8. Hoshi, ‘The New Japan,” 897; Shinoda Masatake. “Japan and America,” lndependent 52 (May 3, 1900): 1050: “Ethnology of Japan; 305; Keene, “The Sino-Japanese War of 1894-95,” 137-9. See also Stefan Tanaka, Japan’s Orient: Reorienting Pasts into History (Berkeley and Los Angeles: University of California Press, 1993), 70-82; Elizabeth de Sabato Swinton, In Battle’s Light: Woodblock Prints of Japan’s Early Modern Wars (Worcester, Mass.: Worcester Art Museum. 1991 ).
9. Alfred Thuyer Mahun, The Problem of Asia and Its Effect upon International Policies ( Boston: Little, Brown, and Co., 1900), xix, 41-4, 113-22, 150; Theodore Roosevelt to Mahan,
March 18, 1901, The Letters of Theodore Roosevelt,ed. Elting E. Morrison et al. (Cambridge: Harvard University Press, 1951), 3:23; Roosevelt to George Kennan. May 6. 1905, ibid ..
4:1168-70: Kennan, ‘The Korean People: The Product of a Decayed Civilization.” Outlook 8. (October 21, 1905): 409- 10; Arthur May Knapp, “Japan’s Ambition.” Atlantic Monthly 105 (January 1910): 71-3.

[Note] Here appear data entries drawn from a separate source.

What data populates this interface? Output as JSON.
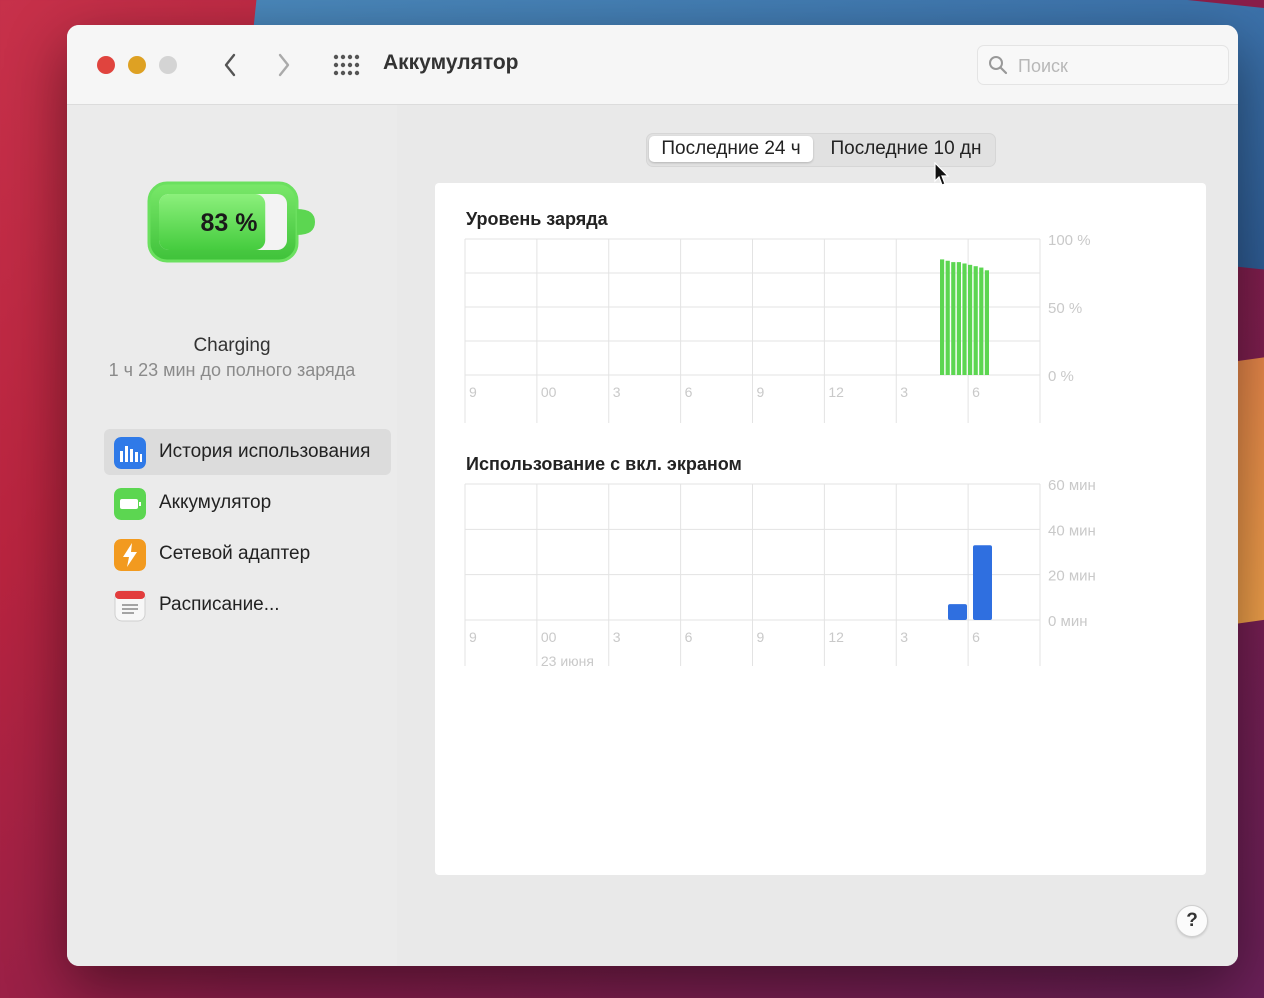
{
  "window": {
    "title": "Аккумулятор",
    "search_placeholder": "Поиск"
  },
  "battery": {
    "percent_label": "83 %",
    "level": 0.83,
    "status": "Charging",
    "time_remaining": "1 ч 23 мин до полного заряда"
  },
  "sidebar": {
    "items": [
      {
        "label": "История использования",
        "icon": "usage-history-icon",
        "active": true
      },
      {
        "label": "Аккумулятор",
        "icon": "battery-icon",
        "active": false
      },
      {
        "label": "Сетевой адаптер",
        "icon": "power-adapter-icon",
        "active": false
      },
      {
        "label": "Расписание...",
        "icon": "schedule-icon",
        "active": false
      }
    ]
  },
  "segmented": {
    "options": [
      "Последние 24 ч",
      "Последние 10 дн"
    ],
    "selected": 0
  },
  "colors": {
    "battery_green": "#5cd651",
    "screen_blue": "#2f6fe0",
    "close_red": "#e0443e",
    "minimize_yellow": "#dea123"
  },
  "chart_data": [
    {
      "type": "bar",
      "title": "Уровень заряда",
      "x_ticks": [
        "9",
        "00",
        "3",
        "6",
        "9",
        "12",
        "3",
        "6"
      ],
      "y_ticks": [
        "100 %",
        "50 %",
        "0 %"
      ],
      "ylim": [
        0,
        100
      ],
      "series": [
        {
          "values": [
            85,
            84,
            83,
            83,
            82,
            81,
            80,
            79,
            77
          ]
        }
      ]
    },
    {
      "type": "bar",
      "title": "Использование с вкл. экраном",
      "x_ticks": [
        "9",
        "00",
        "3",
        "6",
        "9",
        "12",
        "3",
        "6"
      ],
      "x_sublabel": "23 июня",
      "y_ticks": [
        "60 мин",
        "40 мин",
        "20 мин",
        "0 мин"
      ],
      "ylim": [
        0,
        60
      ],
      "series": [
        {
          "values": [
            7,
            33
          ]
        }
      ]
    }
  ],
  "help_label": "?"
}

10. Knapp1, Feudal and Modern Japan (Boston: Joseph Knight Co. 1897). I :5: Kennan. “Can We Understand the Japanese?” Outlook 101 (August IO, 19 I 2}: 822; William Elliot Griffis, “Japan and the United States: Are the Japanese Mongolian’!” North American Review 197 (June 1913): 721-33; promotional pamphlet. Folder 4, Bo~ 1.2, Group I. William Elliot Griffis Collection. Special Collections and University Archives, Rutgers University Libraries. See also Joseph M. Henning, Outposts of Civilization: Race, Religion, and the Formulative Years of American-Japanese Relations (New York: New York University Press. 2000), 149-64.

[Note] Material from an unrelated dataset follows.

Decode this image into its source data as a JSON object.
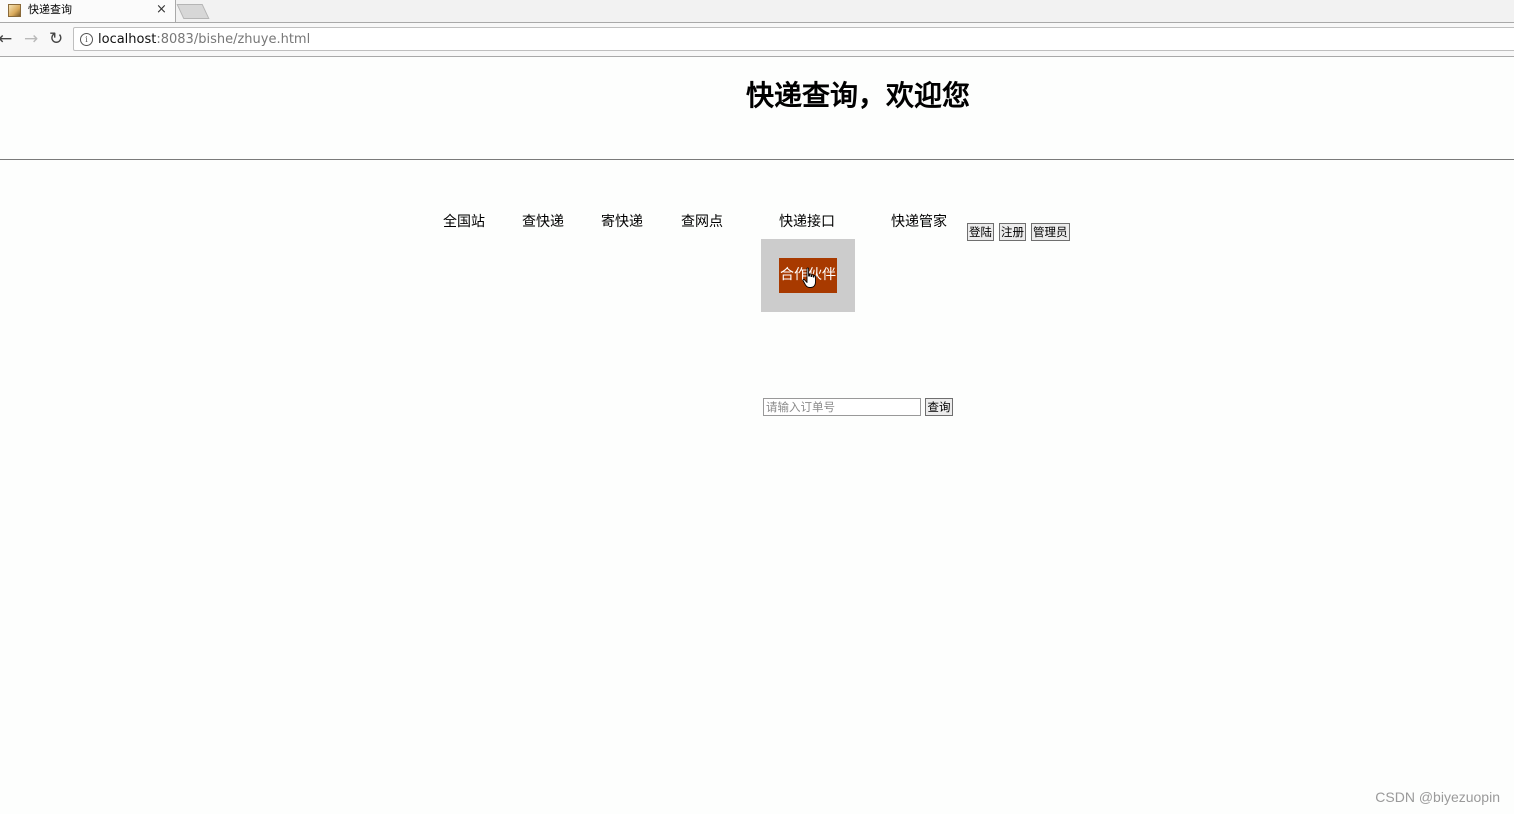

11. Akira lriye, “Japan as a Competitor, 1895- 1917.” in Mutual Images: Essays in American-Japanese Relations, ed. idem (Cambridge: Harvard University Press. 1975), 73-99: Shoichi Saeki. “Images of the United States as a Hypothetical Enemy,” in ibid., 100-14: Kimitada Miwa. ”Japanese Images of War with the United States.” in ibid,, 115-37: William L. Neumann. America Encounters Japan: From Perry to MacArthur (New York: Harper Colophon Books, 1965), 112-34.